§ **Task details**
An exact copy of the listing below is required.

··· Exercise data

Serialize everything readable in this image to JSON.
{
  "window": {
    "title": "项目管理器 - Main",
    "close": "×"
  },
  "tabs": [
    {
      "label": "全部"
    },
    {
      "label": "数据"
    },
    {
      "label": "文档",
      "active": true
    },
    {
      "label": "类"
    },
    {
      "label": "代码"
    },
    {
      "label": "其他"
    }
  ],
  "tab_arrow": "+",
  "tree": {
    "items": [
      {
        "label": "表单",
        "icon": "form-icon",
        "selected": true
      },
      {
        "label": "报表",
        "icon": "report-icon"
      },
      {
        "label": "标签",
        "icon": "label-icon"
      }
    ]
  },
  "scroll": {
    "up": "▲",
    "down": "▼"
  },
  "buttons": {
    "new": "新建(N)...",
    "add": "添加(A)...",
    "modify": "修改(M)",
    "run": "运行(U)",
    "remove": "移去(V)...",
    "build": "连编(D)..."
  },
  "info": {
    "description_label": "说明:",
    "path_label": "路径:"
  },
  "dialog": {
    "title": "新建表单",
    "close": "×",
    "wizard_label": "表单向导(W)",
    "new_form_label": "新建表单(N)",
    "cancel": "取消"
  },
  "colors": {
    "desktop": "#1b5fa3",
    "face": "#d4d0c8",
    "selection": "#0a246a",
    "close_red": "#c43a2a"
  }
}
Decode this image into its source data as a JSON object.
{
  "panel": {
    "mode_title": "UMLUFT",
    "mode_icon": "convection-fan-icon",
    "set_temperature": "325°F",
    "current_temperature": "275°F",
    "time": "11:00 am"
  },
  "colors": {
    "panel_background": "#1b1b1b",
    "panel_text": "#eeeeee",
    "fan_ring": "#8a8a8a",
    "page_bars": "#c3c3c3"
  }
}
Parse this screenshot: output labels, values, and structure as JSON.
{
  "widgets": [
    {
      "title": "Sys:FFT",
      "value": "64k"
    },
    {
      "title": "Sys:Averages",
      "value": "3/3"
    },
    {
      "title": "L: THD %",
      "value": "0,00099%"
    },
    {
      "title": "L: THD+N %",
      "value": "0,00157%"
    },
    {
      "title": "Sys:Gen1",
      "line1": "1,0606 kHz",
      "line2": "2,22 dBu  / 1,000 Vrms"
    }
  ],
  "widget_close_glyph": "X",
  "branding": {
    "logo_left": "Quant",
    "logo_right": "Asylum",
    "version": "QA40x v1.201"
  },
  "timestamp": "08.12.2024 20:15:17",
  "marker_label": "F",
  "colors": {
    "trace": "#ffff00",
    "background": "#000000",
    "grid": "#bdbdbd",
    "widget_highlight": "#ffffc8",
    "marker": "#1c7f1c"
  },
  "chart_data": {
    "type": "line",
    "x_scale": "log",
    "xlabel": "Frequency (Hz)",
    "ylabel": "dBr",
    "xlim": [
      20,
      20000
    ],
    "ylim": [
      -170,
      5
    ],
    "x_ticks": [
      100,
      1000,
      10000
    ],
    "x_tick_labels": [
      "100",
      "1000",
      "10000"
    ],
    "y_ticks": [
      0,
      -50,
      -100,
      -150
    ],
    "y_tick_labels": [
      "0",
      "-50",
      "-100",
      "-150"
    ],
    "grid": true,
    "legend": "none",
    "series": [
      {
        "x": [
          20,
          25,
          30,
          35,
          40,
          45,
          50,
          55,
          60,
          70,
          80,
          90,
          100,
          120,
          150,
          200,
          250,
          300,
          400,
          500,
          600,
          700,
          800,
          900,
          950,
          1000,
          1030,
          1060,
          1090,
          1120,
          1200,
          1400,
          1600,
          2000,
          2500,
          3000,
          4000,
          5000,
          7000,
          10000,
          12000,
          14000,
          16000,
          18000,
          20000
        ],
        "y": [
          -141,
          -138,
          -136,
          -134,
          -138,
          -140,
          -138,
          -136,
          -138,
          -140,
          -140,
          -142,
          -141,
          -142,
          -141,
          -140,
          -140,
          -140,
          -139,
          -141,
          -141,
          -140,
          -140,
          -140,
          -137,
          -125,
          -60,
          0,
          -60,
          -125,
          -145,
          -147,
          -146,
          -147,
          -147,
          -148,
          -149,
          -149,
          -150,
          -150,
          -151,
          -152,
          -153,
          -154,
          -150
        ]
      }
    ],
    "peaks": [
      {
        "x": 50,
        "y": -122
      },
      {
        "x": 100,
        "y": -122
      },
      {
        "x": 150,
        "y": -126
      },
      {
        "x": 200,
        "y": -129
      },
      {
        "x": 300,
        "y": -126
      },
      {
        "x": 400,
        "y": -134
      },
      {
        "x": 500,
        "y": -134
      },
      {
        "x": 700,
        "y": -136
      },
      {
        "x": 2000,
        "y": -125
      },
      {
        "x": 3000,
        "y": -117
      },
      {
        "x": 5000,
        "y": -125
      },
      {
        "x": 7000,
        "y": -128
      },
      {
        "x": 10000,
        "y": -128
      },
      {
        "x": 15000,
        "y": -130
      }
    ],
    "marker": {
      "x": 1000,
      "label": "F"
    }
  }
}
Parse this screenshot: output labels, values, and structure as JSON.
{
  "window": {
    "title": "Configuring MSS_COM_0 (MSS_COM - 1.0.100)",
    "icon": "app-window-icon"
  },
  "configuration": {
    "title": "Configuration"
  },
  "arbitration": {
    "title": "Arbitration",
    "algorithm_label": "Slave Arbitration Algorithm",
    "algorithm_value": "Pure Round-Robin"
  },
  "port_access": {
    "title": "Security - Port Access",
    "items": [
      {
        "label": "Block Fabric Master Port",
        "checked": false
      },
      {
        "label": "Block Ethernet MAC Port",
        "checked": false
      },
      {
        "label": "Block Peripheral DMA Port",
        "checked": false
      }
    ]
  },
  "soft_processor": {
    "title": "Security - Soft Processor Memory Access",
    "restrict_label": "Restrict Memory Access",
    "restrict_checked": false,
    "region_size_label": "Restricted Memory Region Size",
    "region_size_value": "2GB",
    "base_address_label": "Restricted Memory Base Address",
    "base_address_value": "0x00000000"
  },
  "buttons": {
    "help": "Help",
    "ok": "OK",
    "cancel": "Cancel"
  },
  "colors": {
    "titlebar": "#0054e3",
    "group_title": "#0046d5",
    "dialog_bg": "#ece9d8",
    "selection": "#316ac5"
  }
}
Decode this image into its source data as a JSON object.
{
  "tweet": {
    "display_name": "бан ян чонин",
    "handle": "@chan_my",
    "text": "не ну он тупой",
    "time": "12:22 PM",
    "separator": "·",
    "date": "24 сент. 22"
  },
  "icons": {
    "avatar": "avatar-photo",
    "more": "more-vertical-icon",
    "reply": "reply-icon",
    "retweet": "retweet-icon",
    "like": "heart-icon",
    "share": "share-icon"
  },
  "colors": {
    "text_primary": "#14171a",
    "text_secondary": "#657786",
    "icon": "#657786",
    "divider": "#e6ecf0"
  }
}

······

§ **Output of the exercise**
Serialize everything readable in this image to JSON.
{
  "window": {
    "title": "项目管理器 - Main",
    "close": "×"
  },
  "tabs": [
    {
      "label": "全部"
    },
    {
      "label": "数据"
    },
    {
      "label": "文档",
      "active": true
    },
    {
      "label": "类"
    },
    {
      "label": "代码"
    },
    {
      "label": "其他"
    }
  ],
  "tab_arrow": "+",
  "tree": {
    "items": [
      {
        "label": "表单",
        "icon": "form-icon",
        "selected": true
      },
      {
        "label": "报表",
        "icon": "report-icon"
      },
      {
        "label": "标签",
        "icon": "label-icon"
      }
    ]
  },
  "scroll": {
    "up": "▲",
    "down": "▼"
  },
  "buttons": {
    "new": "新建(N)...",
    "add": "添加(A)...",
    "modify": "修改(M)",
    "run": "运行(U)",
    "remove": "移去(V)...",
    "build": "连编(D)..."
  },
  "info": {
    "description_label": "说明:",
    "path_label": "路径:"
  },
  "dialog": {
    "title": "新建表单",
    "close": "×",
    "wizard_label": "表单向导(W)",
    "new_form_label": "新建表单(N)",
    "cancel": "取消"
  },
  "colors": {
    "desktop": "#1b5fa3",
    "face": "#d4d0c8",
    "selection": "#0a246a",
    "close_red": "#c43a2a"
  }
}
Decode this image into its source data as a JSON object.
{
  "panel": {
    "mode_title": "UMLUFT",
    "mode_icon": "convection-fan-icon",
    "set_temperature": "325°F",
    "current_temperature": "275°F",
    "time": "11:00 am"
  },
  "colors": {
    "panel_background": "#1b1b1b",
    "panel_text": "#eeeeee",
    "fan_ring": "#8a8a8a",
    "page_bars": "#c3c3c3"
  }
}
Parse this screenshot: output labels, values, and structure as JSON.
{
  "widgets": [
    {
      "title": "Sys:FFT",
      "value": "64k"
    },
    {
      "title": "Sys:Averages",
      "value": "3/3"
    },
    {
      "title": "L: THD %",
      "value": "0,00099%"
    },
    {
      "title": "L: THD+N %",
      "value": "0,00157%"
    },
    {
      "title": "Sys:Gen1",
      "line1": "1,0606 kHz",
      "line2": "2,22 dBu  / 1,000 Vrms"
    }
  ],
  "widget_close_glyph": "X",
  "branding": {
    "logo_left": "Quant",
    "logo_right": "Asylum",
    "version": "QA40x v1.201"
  },
  "timestamp": "08.12.2024 20:15:17",
  "marker_label": "F",
  "colors": {
    "trace": "#ffff00",
    "background": "#000000",
    "grid": "#bdbdbd",
    "widget_highlight": "#ffffc8",
    "marker": "#1c7f1c"
  },
  "chart_data": {
    "type": "line",
    "x_scale": "log",
    "xlabel": "Frequency (Hz)",
    "ylabel": "dBr",
    "xlim": [
      20,
      20000
    ],
    "ylim": [
      -170,
      5
    ],
    "x_ticks": [
      100,
      1000,
      10000
    ],
    "x_tick_labels": [
      "100",
      "1000",
      "10000"
    ],
    "y_ticks": [
      0,
      -50,
      -100,
      -150
    ],
    "y_tick_labels": [
      "0",
      "-50",
      "-100",
      "-150"
    ],
    "grid": true,
    "legend": "none",
    "series": [
      {
        "x": [
          20,
          25,
          30,
          35,
          40,
          45,
          50,
          55,
          60,
          70,
          80,
          90,
          100,
          120,
          150,
          200,
          250,
          300,
          400,
          500,
          600,
          700,
          800,
          900,
          950,
          1000,
          1030,
          1060,
          1090,
          1120,
          1200,
          1400,
          1600,
          2000,
          2500,
          3000,
          4000,
          5000,
          7000,
          10000,
          12000,
          14000,
          16000,
          18000,
          20000
        ],
        "y": [
          -141,
          -138,
          -136,
          -134,
          -138,
          -140,
          -138,
          -136,
          -138,
          -140,
          -140,
          -142,
          -141,
          -142,
          -141,
          -140,
          -140,
          -140,
          -139,
          -141,
          -141,
          -140,
          -140,
          -140,
          -137,
          -125,
          -60,
          0,
          -60,
          -125,
          -145,
          -147,
          -146,
          -147,
          -147,
          -148,
          -149,
          -149,
          -150,
          -150,
          -151,
          -152,
          -153,
          -154,
          -150
        ]
      }
    ],
    "peaks": [
      {
        "x": 50,
        "y": -122
      },
      {
        "x": 100,
        "y": -122
      },
      {
        "x": 150,
        "y": -126
      },
      {
        "x": 200,
        "y": -129
      },
      {
        "x": 300,
        "y": -126
      },
      {
        "x": 400,
        "y": -134
      },
      {
        "x": 500,
        "y": -134
      },
      {
        "x": 700,
        "y": -136
      },
      {
        "x": 2000,
        "y": -125
      },
      {
        "x": 3000,
        "y": -117
      },
      {
        "x": 5000,
        "y": -125
      },
      {
        "x": 7000,
        "y": -128
      },
      {
        "x": 10000,
        "y": -128
      },
      {
        "x": 15000,
        "y": -130
      }
    ],
    "marker": {
      "x": 1000,
      "label": "F"
    }
  }
}
Parse this screenshot: output labels, values, and structure as JSON.
{
  "window": {
    "title": "Configuring MSS_COM_0 (MSS_COM - 1.0.100)",
    "icon": "app-window-icon"
  },
  "configuration": {
    "title": "Configuration"
  },
  "arbitration": {
    "title": "Arbitration",
    "algorithm_label": "Slave Arbitration Algorithm",
    "algorithm_value": "Pure Round-Robin"
  },
  "port_access": {
    "title": "Security - Port Access",
    "items": [
      {
        "label": "Block Fabric Master Port",
        "checked": false
      },
      {
        "label": "Block Ethernet MAC Port",
        "checked": false
      },
      {
        "label": "Block Peripheral DMA Port",
        "checked": false
      }
    ]
  },
  "soft_processor": {
    "title": "Security - Soft Processor Memory Access",
    "restrict_label": "Restrict Memory Access",
    "restrict_checked": false,
    "region_size_label": "Restricted Memory Region Size",
    "region_size_value": "2GB",
    "base_address_label": "Restricted Memory Base Address",
    "base_address_value": "0x00000000"
  },
  "buttons": {
    "help": "Help",
    "ok": "OK",
    "cancel": "Cancel"
  },
  "colors": {
    "titlebar": "#0054e3",
    "group_title": "#0046d5",
    "dialog_bg": "#ece9d8",
    "selection": "#316ac5"
  }
}
Decode this image into its source data as a JSON object.
{
  "tweet": {
    "display_name": "бан ян чонин",
    "handle": "@chan_my",
    "text": "не ну он тупой",
    "time": "12:22 PM",
    "separator": "·",
    "date": "24 сент. 22"
  },
  "icons": {
    "avatar": "avatar-photo",
    "more": "more-vertical-icon",
    "reply": "reply-icon",
    "retweet": "retweet-icon",
    "like": "heart-icon",
    "share": "share-icon"
  },
  "colors": {
    "text_primary": "#14171a",
    "text_secondary": "#657786",
    "icon": "#657786",
    "divider": "#e6ecf0"
  }
}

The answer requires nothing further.